- Auto loans and leases (account numbers and car value) if vehicle used for business
- Student loan interest paid: Form 1098-E
- Early withdrawal penalties on CDs and other fixed time deposits
- Personal property tax information
- Department of Motor Vehicles fees (only if including sales or property tax)
- Sales tax on purchase
- Gifts to charity (receipts for any single donations of $250 or more, and non-cash donations of $500 or more)
- Unreimbursed expenses and mileage related to volunteer work
- Education expenses (tuition and fees)
- Child care expenses
- Medical Savings Accounts and Health Savings accounts: Form 1099-SA
- Adoption expenses
- Alimony paid (including payee’s SSN) if divorce finalized prior to 1/1/2019

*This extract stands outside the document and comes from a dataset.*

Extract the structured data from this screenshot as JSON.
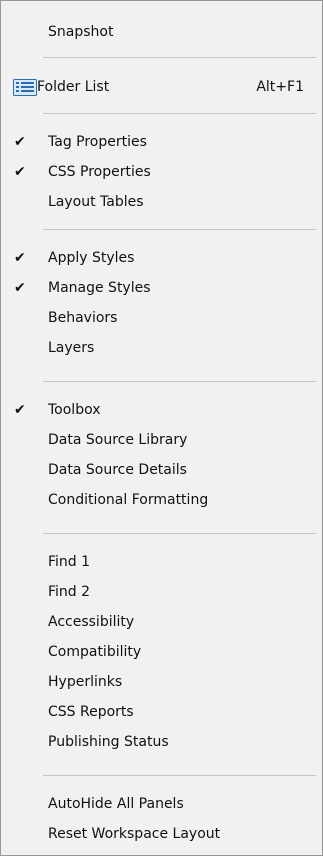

- Estimated tax vouchers for the current year
- Self-employment income
- Self-employment SEP plans, Simple IRA
- Self-employed health insurance (do not include COBRA) K-1s on all partnerships
- Receipts or documentation for business-related expenses Farm income and expenses

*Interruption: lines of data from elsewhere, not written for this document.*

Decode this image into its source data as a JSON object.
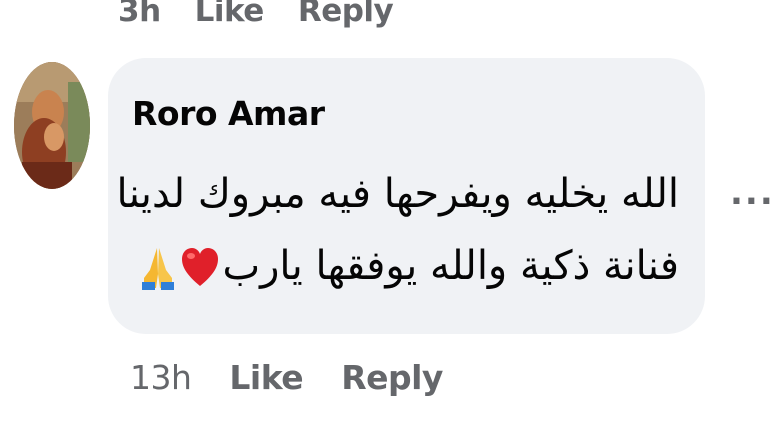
{
  "previous_comment": {
    "time": "3h",
    "like_label": "Like",
    "reply_label": "Reply"
  },
  "comment": {
    "author": "Roro Amar",
    "text_line1": "الله يخليه ويفرحها فيه مبروك لدينا",
    "text_line2": "فنانة ذكية والله يوفقها يارب",
    "emojis": [
      "heart-emoji",
      "folded-hands-emoji"
    ],
    "more_label": "...",
    "time": "13h",
    "like_label": "Like",
    "reply_label": "Reply"
  },
  "colors": {
    "bubble": "#f0f2f5",
    "secondary_text": "#65676b",
    "primary_text": "#050505",
    "heart": "#e0202a",
    "hands": "#f5b731"
  }
}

- Rent income and expenses
- Number of days you were unable to work due to being quarantined due to COVID-19 or due to symptoms of COVID-19, including time while waiting for test results (do not include days reimbursed by an employer)
- Number of days you were unable to work due to caring for a family member who was quarantined due to COVID-19 or caring for a child due to the closure of a childcare facility / school
- State and local income taxes
- IRA, Keogh and other retirement plan contributions
- Medical expenses
- Casualty or theft losses
- Other miscellaneous deductions
- Educator expenses
- Energy improvements
- Education expenses (tuition and fees): Form 1098-T
- Adoption expenses
What our Clients are saying
Dean and Priya helped me work through settling my sister’s estate in another state. It was a stressful time, but each time we met with Dean or Priya, things just worked out for us and the stress level almost evaporated. We feel a lot more like family than clients.More like a family than clients
Dean met with mom YEARS ago and looked over her portfolio and pointed out the kids would owe over $400,000 on inherited accounts. It took a lot of years, but Dean got the entire portfolio set up so none of the beneficiaries owed any tax, and mom paid less than $100K in tax. That is $300,000 in saved taxes! When it comes to taxes, we trust Dean and his team, period.$300,000 in saved taxes